**TASK BRIEF:**
Report how many lines below contain the word "JSON", and give only that number.

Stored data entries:
>>>

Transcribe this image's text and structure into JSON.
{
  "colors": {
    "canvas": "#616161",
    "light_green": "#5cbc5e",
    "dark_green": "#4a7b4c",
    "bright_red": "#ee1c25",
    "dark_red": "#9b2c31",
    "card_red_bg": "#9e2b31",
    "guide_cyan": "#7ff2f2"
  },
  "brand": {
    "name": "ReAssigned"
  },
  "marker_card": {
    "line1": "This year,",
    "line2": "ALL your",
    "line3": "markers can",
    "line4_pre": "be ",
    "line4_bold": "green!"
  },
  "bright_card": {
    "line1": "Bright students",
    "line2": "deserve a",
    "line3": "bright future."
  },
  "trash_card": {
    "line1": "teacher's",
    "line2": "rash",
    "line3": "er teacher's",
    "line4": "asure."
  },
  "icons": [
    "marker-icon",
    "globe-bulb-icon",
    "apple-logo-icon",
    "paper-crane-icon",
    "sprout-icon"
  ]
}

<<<
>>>

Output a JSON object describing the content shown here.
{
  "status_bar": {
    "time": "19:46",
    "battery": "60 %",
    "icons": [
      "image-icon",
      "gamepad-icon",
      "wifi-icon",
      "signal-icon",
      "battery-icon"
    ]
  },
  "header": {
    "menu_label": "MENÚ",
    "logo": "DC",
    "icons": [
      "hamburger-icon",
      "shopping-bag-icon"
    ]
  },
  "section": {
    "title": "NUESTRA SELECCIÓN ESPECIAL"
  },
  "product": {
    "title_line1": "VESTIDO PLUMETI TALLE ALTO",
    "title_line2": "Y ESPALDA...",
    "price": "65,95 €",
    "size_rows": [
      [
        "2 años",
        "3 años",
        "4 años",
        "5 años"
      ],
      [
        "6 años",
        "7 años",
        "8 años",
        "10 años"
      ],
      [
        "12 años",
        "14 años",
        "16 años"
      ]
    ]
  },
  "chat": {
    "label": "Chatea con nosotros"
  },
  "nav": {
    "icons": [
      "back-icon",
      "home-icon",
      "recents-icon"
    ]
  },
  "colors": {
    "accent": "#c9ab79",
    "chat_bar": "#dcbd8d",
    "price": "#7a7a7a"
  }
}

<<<

**REPLY TO THE EXERCISE:**
2